The Birthday Honours list last Saturday contained only one honour for a dental professional an MBE for Sue Greening.
In the words of her local paper she ‘played a key role in the strengthening of community dental services, and of those for disabled people, in Wales.’ She became a consultant in the new speciality of special care dentistry in 2009. She has also been BDA President.
But she was the only recipient. As one of my correspondents pointed out to me over the weekend, this was a ‘very thin round of Honours for dentistry'.
Speaking in the House of Commons in 1944 (Sir) Winston Churchill said: ‘The object of presenting medals, stars, and ribbons is to give pride and pleasure to those who have deserved them.’
Nearly 70 years later, is this still true? When I received my honour in 2002, there were certainly some who wondered what I had done to deserve it. Others thought they should have received one before me. So, how are recipients chosen?
The first lesson to be learned is that a ‘gong’ no longer automatically goes with the job.
Secondly, anyone can nominate anyone else. You simply go to the Cabinet Office website, download nomination papers, fill them up saying what a great guy your mate is and get at least two others who will support the nomination. Send it off and hope for the best.
They reward people for public service, which the Department of Health has always interpreted as NHS rather than private dentistry.
The Department has an Honours committee and this decides how the allocation for health should be divided up among the competing claims. Then on it goes to the Honours Committee at the Cabinet Office who decides who goes on the final list. Then six weeks before the day the proposed recipient is sent a letter from No 10 asking them to confirm they will accept it. Finally, twice a year the lists are announced.
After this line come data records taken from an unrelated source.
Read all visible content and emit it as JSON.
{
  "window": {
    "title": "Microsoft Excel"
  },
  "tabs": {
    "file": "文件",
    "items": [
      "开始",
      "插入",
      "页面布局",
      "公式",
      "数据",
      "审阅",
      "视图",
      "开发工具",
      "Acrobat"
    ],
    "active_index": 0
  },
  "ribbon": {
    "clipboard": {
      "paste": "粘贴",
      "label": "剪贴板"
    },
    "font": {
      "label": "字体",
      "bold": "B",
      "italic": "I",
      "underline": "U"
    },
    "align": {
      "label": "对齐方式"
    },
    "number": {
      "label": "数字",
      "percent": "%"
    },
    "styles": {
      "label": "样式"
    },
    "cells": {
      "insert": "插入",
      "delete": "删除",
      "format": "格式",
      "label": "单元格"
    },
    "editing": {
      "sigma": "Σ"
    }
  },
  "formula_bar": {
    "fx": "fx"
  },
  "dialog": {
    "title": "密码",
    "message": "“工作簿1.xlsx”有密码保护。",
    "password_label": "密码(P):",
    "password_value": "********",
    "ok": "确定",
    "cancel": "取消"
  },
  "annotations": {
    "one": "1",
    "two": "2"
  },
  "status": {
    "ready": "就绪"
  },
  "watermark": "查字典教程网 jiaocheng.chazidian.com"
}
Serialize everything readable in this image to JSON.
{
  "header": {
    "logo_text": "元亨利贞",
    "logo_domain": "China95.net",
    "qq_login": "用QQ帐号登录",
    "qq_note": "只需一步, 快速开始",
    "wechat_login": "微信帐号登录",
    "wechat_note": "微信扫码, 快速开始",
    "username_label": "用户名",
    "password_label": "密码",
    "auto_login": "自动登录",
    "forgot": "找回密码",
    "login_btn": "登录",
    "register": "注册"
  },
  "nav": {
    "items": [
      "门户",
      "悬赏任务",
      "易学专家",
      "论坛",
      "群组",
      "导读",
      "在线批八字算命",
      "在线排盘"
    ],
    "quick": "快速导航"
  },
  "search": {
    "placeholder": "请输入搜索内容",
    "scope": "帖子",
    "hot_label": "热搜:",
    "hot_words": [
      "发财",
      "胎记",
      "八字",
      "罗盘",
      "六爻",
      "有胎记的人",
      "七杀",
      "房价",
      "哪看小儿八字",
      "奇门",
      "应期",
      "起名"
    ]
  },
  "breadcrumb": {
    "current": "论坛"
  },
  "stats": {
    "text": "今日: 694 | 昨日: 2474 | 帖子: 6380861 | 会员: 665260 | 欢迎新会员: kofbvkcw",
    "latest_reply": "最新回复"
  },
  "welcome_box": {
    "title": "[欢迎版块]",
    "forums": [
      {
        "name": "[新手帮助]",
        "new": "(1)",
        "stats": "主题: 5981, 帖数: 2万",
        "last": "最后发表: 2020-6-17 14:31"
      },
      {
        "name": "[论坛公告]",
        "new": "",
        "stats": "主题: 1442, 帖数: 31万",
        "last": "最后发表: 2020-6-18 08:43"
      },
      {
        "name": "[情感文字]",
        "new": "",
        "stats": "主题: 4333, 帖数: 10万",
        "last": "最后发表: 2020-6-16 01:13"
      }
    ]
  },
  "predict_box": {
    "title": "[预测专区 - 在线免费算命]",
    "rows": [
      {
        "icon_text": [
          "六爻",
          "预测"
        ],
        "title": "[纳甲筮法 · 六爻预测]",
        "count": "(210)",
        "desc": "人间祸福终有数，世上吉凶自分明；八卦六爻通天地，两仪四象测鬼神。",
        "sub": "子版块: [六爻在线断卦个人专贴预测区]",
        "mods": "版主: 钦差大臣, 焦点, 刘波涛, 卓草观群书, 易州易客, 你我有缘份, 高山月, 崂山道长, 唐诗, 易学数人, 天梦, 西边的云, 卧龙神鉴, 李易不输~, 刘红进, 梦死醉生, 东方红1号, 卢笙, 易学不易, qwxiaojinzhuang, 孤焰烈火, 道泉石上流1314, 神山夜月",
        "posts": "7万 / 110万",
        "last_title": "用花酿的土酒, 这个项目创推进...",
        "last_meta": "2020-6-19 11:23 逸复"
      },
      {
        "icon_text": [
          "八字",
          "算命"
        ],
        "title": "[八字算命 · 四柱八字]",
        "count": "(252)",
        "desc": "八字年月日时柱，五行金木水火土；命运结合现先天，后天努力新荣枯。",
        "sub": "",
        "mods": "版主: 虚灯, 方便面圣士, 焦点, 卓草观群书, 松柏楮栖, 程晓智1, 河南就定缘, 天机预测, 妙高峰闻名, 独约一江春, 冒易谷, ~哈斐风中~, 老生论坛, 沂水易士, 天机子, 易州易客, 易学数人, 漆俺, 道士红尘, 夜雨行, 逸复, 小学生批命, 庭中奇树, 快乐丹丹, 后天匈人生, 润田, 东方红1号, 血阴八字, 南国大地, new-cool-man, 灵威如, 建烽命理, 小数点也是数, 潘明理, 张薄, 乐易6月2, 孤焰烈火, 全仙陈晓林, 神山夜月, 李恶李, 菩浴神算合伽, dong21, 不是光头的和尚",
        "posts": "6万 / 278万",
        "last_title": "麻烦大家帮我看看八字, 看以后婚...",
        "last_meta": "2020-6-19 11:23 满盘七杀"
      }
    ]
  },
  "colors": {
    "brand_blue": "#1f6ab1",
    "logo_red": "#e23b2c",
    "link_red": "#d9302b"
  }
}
That’s the system; is it fair? In a way, it never can be. There are too many who deserve an honour who will be disappointed. To return to Churchill’s speech, he said ‘All that is possible is to give the greatest satisfaction to the greatest number and to hurt the feelings of the fewest.’